WHAT YOU SHOULD DO: Within the records below, how many lines hold the string "email"? State that number and nothing else.

PROVIDED ENTRIES:
● ● ● ● ● ● ●

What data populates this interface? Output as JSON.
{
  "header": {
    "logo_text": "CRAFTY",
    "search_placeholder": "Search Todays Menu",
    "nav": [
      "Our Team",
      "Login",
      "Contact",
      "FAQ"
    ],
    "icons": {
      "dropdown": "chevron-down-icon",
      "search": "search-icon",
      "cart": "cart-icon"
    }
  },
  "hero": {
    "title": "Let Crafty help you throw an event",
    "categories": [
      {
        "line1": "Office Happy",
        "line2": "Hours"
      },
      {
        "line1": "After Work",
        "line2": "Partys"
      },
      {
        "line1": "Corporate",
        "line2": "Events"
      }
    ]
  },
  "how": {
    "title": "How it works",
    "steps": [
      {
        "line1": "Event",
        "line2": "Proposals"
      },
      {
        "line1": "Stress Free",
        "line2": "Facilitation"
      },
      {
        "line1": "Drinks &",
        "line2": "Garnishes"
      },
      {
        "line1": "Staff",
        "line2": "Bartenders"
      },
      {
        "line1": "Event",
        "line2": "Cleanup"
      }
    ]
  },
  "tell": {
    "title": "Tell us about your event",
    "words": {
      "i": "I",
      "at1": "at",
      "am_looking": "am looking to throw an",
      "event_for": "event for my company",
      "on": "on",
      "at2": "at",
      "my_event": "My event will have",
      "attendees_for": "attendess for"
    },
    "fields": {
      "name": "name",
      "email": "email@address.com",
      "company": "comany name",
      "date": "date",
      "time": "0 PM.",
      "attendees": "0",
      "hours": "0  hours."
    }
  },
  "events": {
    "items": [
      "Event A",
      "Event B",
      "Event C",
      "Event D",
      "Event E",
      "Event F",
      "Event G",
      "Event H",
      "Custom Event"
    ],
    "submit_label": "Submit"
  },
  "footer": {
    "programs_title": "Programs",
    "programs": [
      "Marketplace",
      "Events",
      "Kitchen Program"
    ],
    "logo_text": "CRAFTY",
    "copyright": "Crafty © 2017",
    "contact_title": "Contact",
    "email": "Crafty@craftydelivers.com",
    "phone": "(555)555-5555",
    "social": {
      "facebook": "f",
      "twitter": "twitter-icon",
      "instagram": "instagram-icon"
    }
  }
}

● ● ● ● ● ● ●

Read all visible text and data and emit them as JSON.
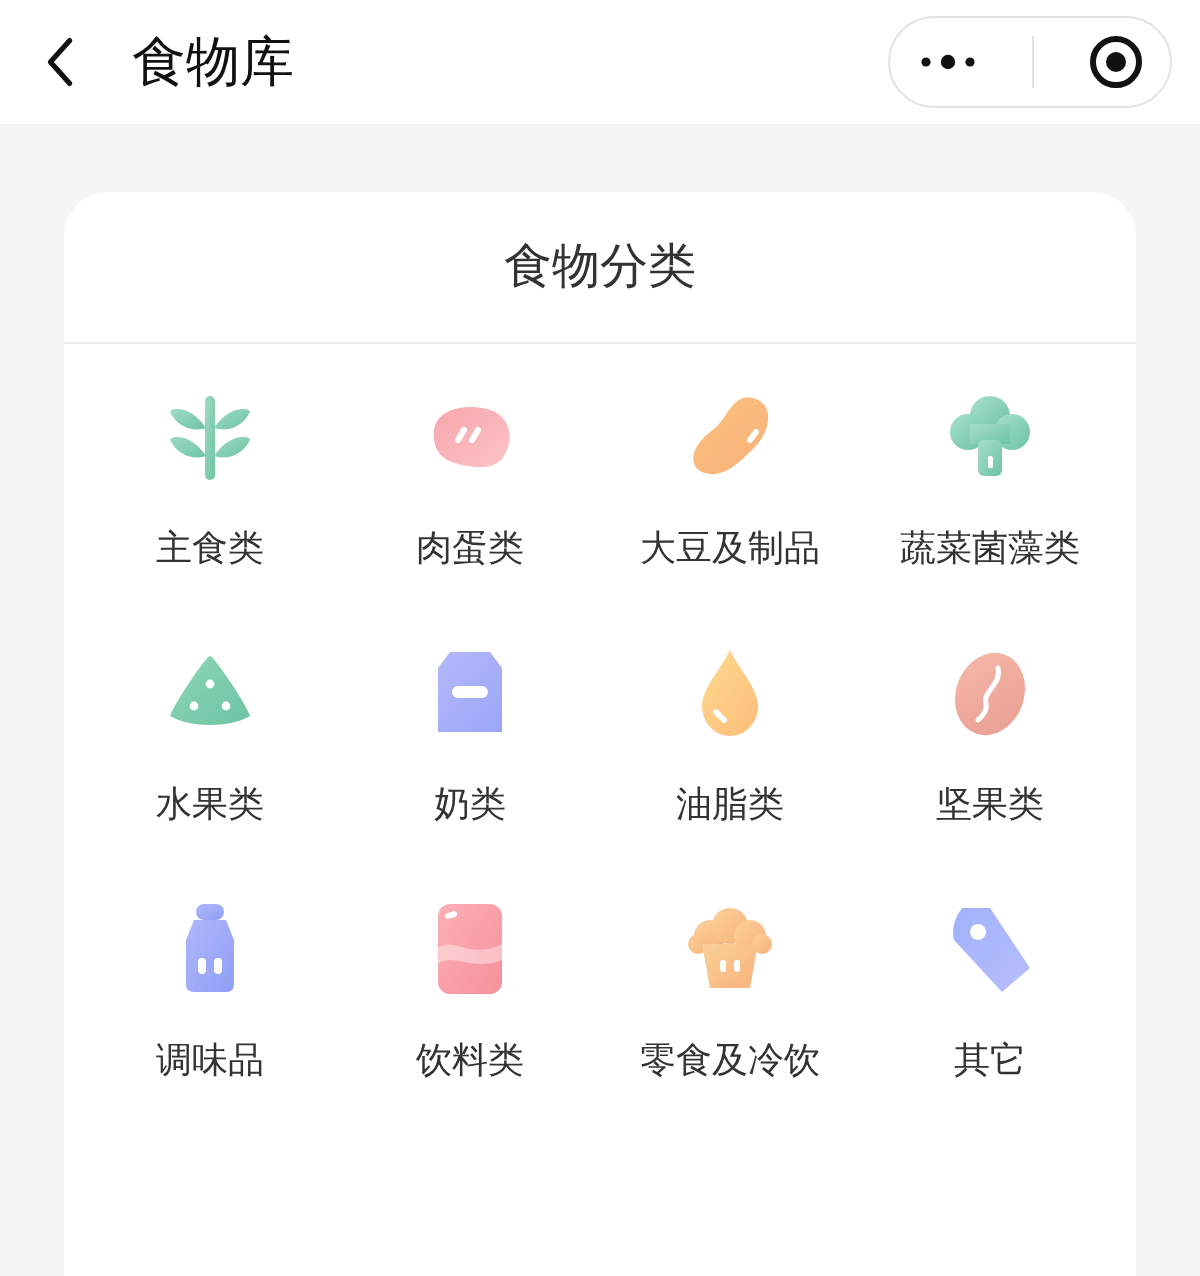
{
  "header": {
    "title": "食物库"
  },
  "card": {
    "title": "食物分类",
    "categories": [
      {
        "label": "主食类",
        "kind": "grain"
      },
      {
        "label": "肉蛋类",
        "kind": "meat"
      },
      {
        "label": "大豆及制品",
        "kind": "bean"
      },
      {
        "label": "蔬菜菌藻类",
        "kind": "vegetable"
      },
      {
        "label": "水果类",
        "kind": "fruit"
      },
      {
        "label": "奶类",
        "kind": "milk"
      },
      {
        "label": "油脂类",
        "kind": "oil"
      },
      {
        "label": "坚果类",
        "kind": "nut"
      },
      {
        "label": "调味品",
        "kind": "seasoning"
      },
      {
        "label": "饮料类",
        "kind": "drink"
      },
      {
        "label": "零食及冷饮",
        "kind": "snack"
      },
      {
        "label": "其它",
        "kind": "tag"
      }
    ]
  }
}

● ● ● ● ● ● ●

TASK ANSWER: 2